▸ Given entries
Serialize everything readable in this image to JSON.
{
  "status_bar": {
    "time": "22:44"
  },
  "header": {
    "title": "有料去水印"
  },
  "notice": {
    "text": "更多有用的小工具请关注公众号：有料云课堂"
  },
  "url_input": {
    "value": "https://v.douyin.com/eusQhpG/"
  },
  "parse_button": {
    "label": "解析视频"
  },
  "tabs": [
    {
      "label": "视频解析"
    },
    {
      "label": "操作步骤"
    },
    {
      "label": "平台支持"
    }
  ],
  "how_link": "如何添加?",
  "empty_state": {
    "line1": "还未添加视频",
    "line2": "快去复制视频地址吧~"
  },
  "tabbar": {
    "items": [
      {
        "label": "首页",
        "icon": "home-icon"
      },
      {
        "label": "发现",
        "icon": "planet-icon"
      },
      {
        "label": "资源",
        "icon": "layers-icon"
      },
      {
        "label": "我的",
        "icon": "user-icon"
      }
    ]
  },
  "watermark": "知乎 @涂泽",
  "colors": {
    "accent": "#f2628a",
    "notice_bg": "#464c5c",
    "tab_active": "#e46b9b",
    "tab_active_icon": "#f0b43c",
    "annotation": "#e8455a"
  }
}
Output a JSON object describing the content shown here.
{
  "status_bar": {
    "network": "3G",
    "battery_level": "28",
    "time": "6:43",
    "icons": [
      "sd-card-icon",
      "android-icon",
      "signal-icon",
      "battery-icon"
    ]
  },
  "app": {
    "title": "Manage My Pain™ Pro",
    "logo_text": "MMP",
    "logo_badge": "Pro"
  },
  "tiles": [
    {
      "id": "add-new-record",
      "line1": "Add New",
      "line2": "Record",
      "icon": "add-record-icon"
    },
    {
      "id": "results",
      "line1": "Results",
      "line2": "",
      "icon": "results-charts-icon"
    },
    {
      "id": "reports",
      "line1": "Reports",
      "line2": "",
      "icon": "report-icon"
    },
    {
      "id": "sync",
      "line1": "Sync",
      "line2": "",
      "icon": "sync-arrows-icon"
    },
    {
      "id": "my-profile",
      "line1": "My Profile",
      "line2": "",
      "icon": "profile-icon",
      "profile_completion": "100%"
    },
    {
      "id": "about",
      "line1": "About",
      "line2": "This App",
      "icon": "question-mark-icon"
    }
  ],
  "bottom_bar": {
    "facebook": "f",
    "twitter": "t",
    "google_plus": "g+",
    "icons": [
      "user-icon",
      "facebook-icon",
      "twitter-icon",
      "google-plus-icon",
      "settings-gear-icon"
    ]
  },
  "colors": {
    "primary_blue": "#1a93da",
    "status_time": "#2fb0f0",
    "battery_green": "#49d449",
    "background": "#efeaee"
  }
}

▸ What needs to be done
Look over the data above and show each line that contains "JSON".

▸ Response to the task
Serialize everything readable in this image to JSON.
Output a JSON object describing the content shown here.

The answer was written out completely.